This leads us to another of those studio truisms – if you have a good performer with a good instrument going through good (well placed) mics and good preamps, then you should get something good at the end.
So if you’re thinking about heading into the studio, and wondering how you can help your friendly engineer or producer to get you a good sound, then make sure you give them a good sound at the source!

Christian Thomas is Production Director at Space Studios. He can often be found hiding under desks gently weeping.

Friday, 19 October 2012

Why do we bother making music?

As I sit in front of my Mac with a brand spanking new, unsullied-by-any-form-of-music-empty-Pro Tools session patiently waiting for me to do something, I am struck by a fundamental question…

What on Earth am I doing?

In this day and age, why would anybody want to make music? We have never seen such an explosion in the creative arts. The democratising process brought about by incredibly cheap and powerful digital recording media (audio, video, photography etc.), awesomely powerful software and computers has made it possible for anyone and their dog to give their Muse some airtime. Now I’m not saying that’s bad. It’s not, it is fantastic, and perhaps one day it will bring about World peace, and align the planets. Well it might.
But the point is why do those of us mug enough to do it as a profession actually do it? Unless you’ve been living under an insane rock, you must know that hardly anyone actually wants to buy music these days. As I write this in early Autumn sun (you should get out from under that rock, it’s beautiful at the moment!) all sorts of IP things are happening, and apparently certain pirate site users are being targeted. Does this mean the end of pirating? No, I don’t think it does, but it might mean that there are some ways that we can attempt to earn a crust without having some divot upload our tracks to P2P sites. Incidentally a friend of mine always seems to suggest that it can’t be theft if he illegally downloads something as it as it still exists for the person he stole it from.
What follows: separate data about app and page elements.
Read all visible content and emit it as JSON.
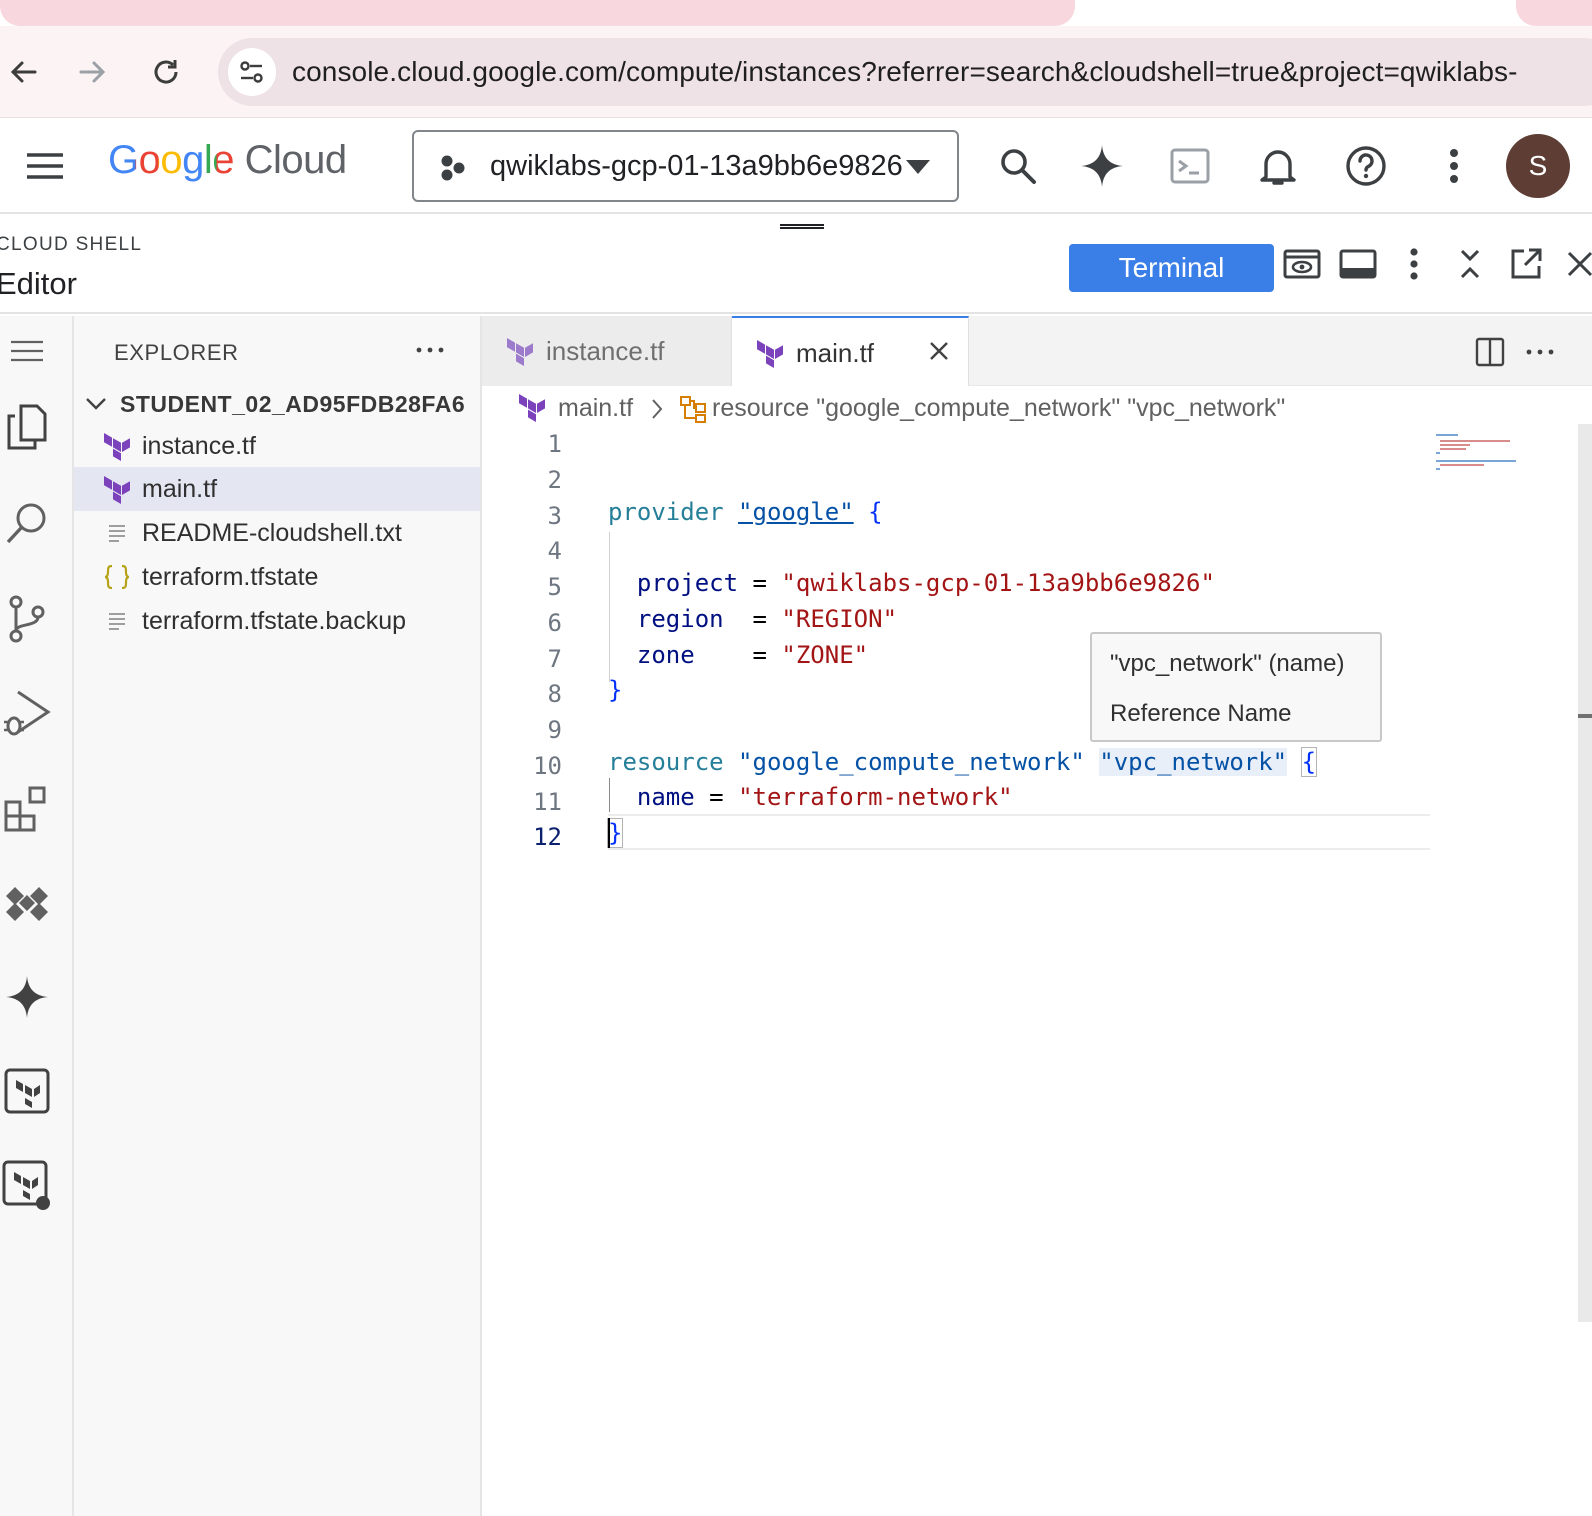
{
  "browser": {
    "url": "console.cloud.google.com/compute/instances?referrer=search&cloudshell=true&project=qwiklabs-"
  },
  "header": {
    "logo_google": "Google",
    "logo_cloud": "Cloud",
    "project": "qwiklabs-gcp-01-13a9bb6e9826",
    "avatar_initial": "S"
  },
  "shell": {
    "label": "CLOUD SHELL",
    "title": "Editor",
    "terminal_button": "Terminal"
  },
  "explorer": {
    "title": "EXPLORER",
    "folder": "STUDENT_02_AD95FDB28FA6",
    "files": [
      {
        "name": "instance.tf",
        "icon": "terraform-icon"
      },
      {
        "name": "main.tf",
        "icon": "terraform-icon",
        "active": true
      },
      {
        "name": "README-cloudshell.txt",
        "icon": "text-file-icon"
      },
      {
        "name": "terraform.tfstate",
        "icon": "json-braces-icon"
      },
      {
        "name": "terraform.tfstate.backup",
        "icon": "text-file-icon"
      }
    ]
  },
  "tabs": [
    {
      "label": "instance.tf",
      "active": false
    },
    {
      "label": "main.tf",
      "active": true
    }
  ],
  "breadcrumb": {
    "file": "main.tf",
    "symbol": "resource \"google_compute_network\" \"vpc_network\""
  },
  "code": {
    "line_numbers": [
      "1",
      "2",
      "3",
      "4",
      "5",
      "6",
      "7",
      "8",
      "9",
      "10",
      "11",
      "12"
    ],
    "current_line": "12",
    "t_provider": "provider",
    "t_google": "\"google\"",
    "t_lbrace": "{",
    "t_rbrace": "}",
    "t_project": "project",
    "t_region": "region",
    "t_zone": "zone",
    "t_eq": "=",
    "v_project": "\"qwiklabs-gcp-01-13a9bb6e9826\"",
    "v_region": "\"REGION\"",
    "v_zone": "\"ZONE\"",
    "t_resource": "resource",
    "t_type": "\"google_compute_network\"",
    "t_rname": "\"vpc_network\"",
    "t_name": "name",
    "v_name": "\"terraform-network\""
  },
  "hover": {
    "line1": "\"vpc_network\" (name)",
    "line2": "Reference Name"
  },
  "colors": {
    "terminal_button": "#3a7ee8",
    "tab_strip": "#f8d7de",
    "avatar": "#5d3d34",
    "terraform_purple": "#7b42bc"
  }
}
The process of recording an album to the same quality of a commercially available release involves some cost. Of course, you can pick up some amazingly good gear for not much money – but do you have the understanding of the software to make it work properly? Can you afford the very best mics to get the right sound? Can you afford the instruments? Have you got the right sounding rooms? I’ll talk about this in another blog (lucky you), but the point is, all of the above cost money, and if the end results are stolen, how will people be able to produce the same quality in the future?

The same goes for people who download films illegally. That is crucifying the film industry, and it means that studios are not taking punts on films, because obviously people are going to nick it rather than go to see it at the cinema, or hire it on DVD (or get it through Netflix or Lovefilm or AppleTV or whatever)
The same friend suggests that he wants to make a living from his music rather than his day job, but he’s happy to have his day job fund his music…

There’s a certain amount of truth and beauty in that – he’s doing his music for the right reasons, he has some damned fine riffs that he needs to get out there.
Surely that’s where we all started with making music? We discovered that somewhere deep within us (somewhere very very deep in my case) our Muse was suggesting we put that little melody together as we walked to B&Q to get some wallpaper paste.

So where do we go next? Is there a way of making music available in streaming form, so we never actually own the content? Is that actually desirable? Is there a better way than Spotify? Is the Netflix model the way forward for music?
Or should we all just give it up and sing songs to each round the campfire?

Christian Thomas is Production Director at Space Studios. He encounters blank Pro Tools screens  too often.